The potential illegality comes from the fact that the Council’s consultation does not include a ‘no cuts’ option, instead asking people to choose from three different cuts options. A Supreme Court ruling in 2014 found that Haringey Council’s consultation on council tax reduction was illegal for this reason (Supreme court decision here). Several other councils have also fallen foul of the law with their consultations, including Solihull, who ended up having to re-run their consultation.
Green Councillors also condemned the unfairness of the options in the consultation proposed, which by their nature would result in a huge tax rise for the poorest in the city.
Councillor Carla Denyer said: “The proposed cuts to Council Tax Reduction Scheme are in my view deeply immoral and would inevitably see visits from bailiffs imposed on the poorest in Bristol, as those already under immense pressure due to cost of living increases are simply unable to pay. They are likely to result in increased homelessness and see many more households relying on food banks just to get by. The likelihood that the consultation on these changes may be illegal makes our case even stronger – at the very least the Mayor must re-draw the consultation to give Bristolians a real choice and allow them to protect the poorest in the city from these cruel cuts.”
Leader of the Green Group, Councillor Eleanor Combley, pointed out that as well as hitting the most vulnerable hardest, the proposed cuts would save a relatively small sum of money. She said:
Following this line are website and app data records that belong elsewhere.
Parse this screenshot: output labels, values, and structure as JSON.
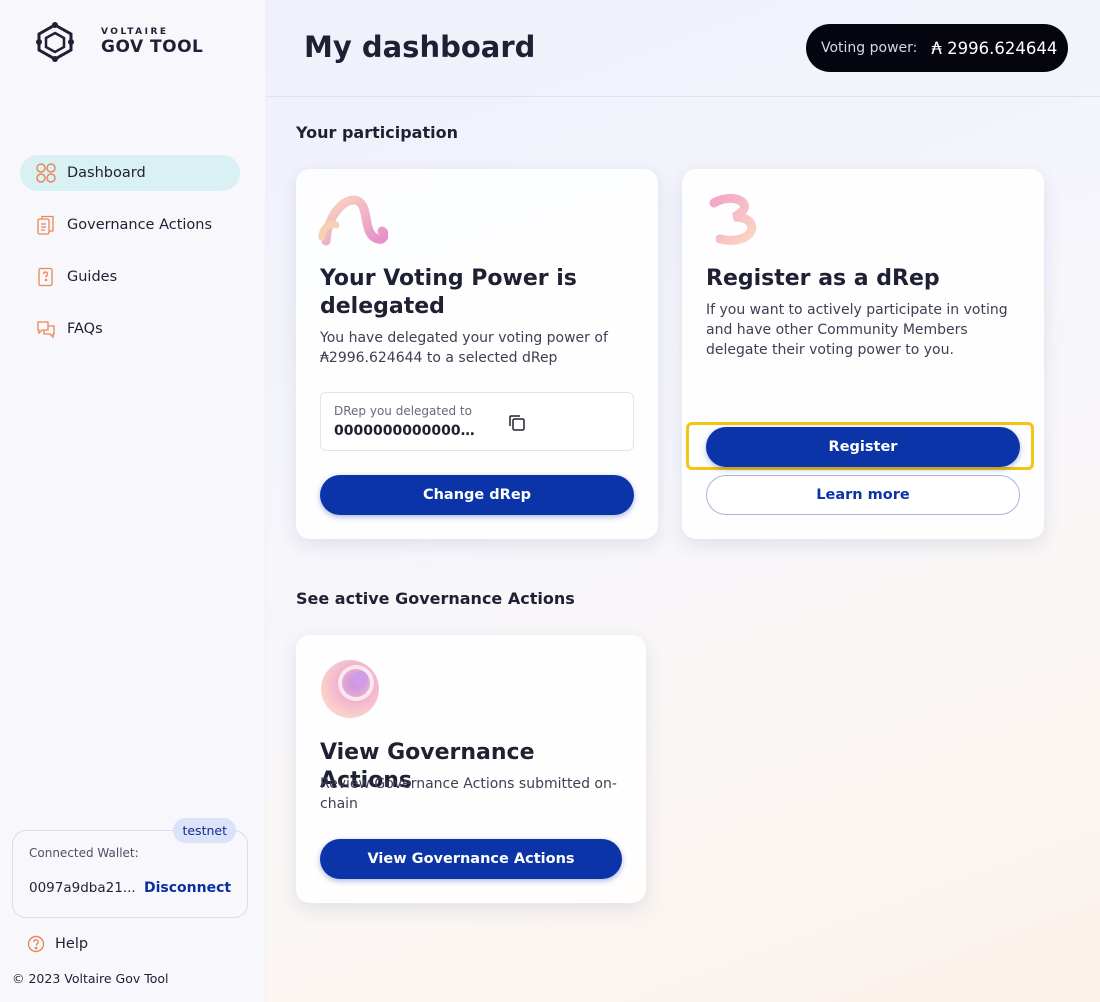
{
  "brand": {
    "small": "VOLTAIRE",
    "big": "GOV TOOL"
  },
  "nav": {
    "items": [
      {
        "label": "Dashboard",
        "icon": "dashboard-icon",
        "active": true
      },
      {
        "label": "Governance Actions",
        "icon": "governance-actions-icon"
      },
      {
        "label": "Guides",
        "icon": "guides-icon"
      },
      {
        "label": "FAQs",
        "icon": "faqs-icon"
      }
    ]
  },
  "wallet": {
    "network": "testnet",
    "label": "Connected Wallet:",
    "address": "0097a9dba21...",
    "disconnect": "Disconnect"
  },
  "help": "Help",
  "copyright": "© 2023 Voltaire Gov Tool",
  "header": {
    "title": "My dashboard",
    "voting_power_label": "Voting power:",
    "voting_power_value": "₳ 2996.624644"
  },
  "sections": {
    "participation": "Your participation",
    "active": "See active Governance Actions"
  },
  "cards": {
    "delegated": {
      "title": "Your Voting Power is delegated",
      "desc": "You have delegated your voting power of ₳2996.624644 to a selected dRep",
      "drep_label": "DRep you delegated to",
      "drep_value": "000000000000000000000000",
      "button": "Change dRep"
    },
    "register": {
      "title": "Register as a dRep",
      "desc": "If you want to actively participate in voting and have other Community Members delegate their voting power to you.",
      "button_primary": "Register",
      "button_secondary": "Learn more"
    },
    "governance": {
      "title": "View Governance Actions",
      "desc": "Review Governance Actions submitted on-chain",
      "button": "View Governance Actions"
    }
  },
  "colors": {
    "primary": "#0b34a8",
    "accent_highlight": "#f2c413",
    "nav_active": "#d9f1f3",
    "icon_orange": "#e9885b"
  }
}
“The Council’s guide to the consultation presented ‘net’ savings which didn’t take into account increased costs from administration or enforcement, or provide any estimate of the increased costs to other council services which would be a likely knock-on effect of the cuts – for example, greater pressure on mental health services and increased homelessness. So as well as causing a huge amount of pain for the poorest Bristolians the cuts could generate very little financial gain. Camden Council recently reinstated its full council tax support largely for this reason. We’re calling on the mayor to look into the legality of the consultation as a matter of urgency. We would prefer it is scrapped altogether but if the Mayor insists on running a consultation it must be run it with a no-cuts option to maintain council tax support for the poorest in Bristol.”
Councillor Eleanor Combley
Camden Councillor Sian Berry campaigning for council tax amnesty and for the 100% relief: https://camden.greenparty.org.uk/news/2016/10/24/green-party-calls-for-council-tax-amnesty/
Official PR from Camden council: http://news.camden.gov.uk/camden-exempts-12000-lowest-income-households-from-council-tax/
Comment from a London-based poverty action group: http://z2k.org/2016/07/camden-council-proposed-introduction-of-100-council-tax-support/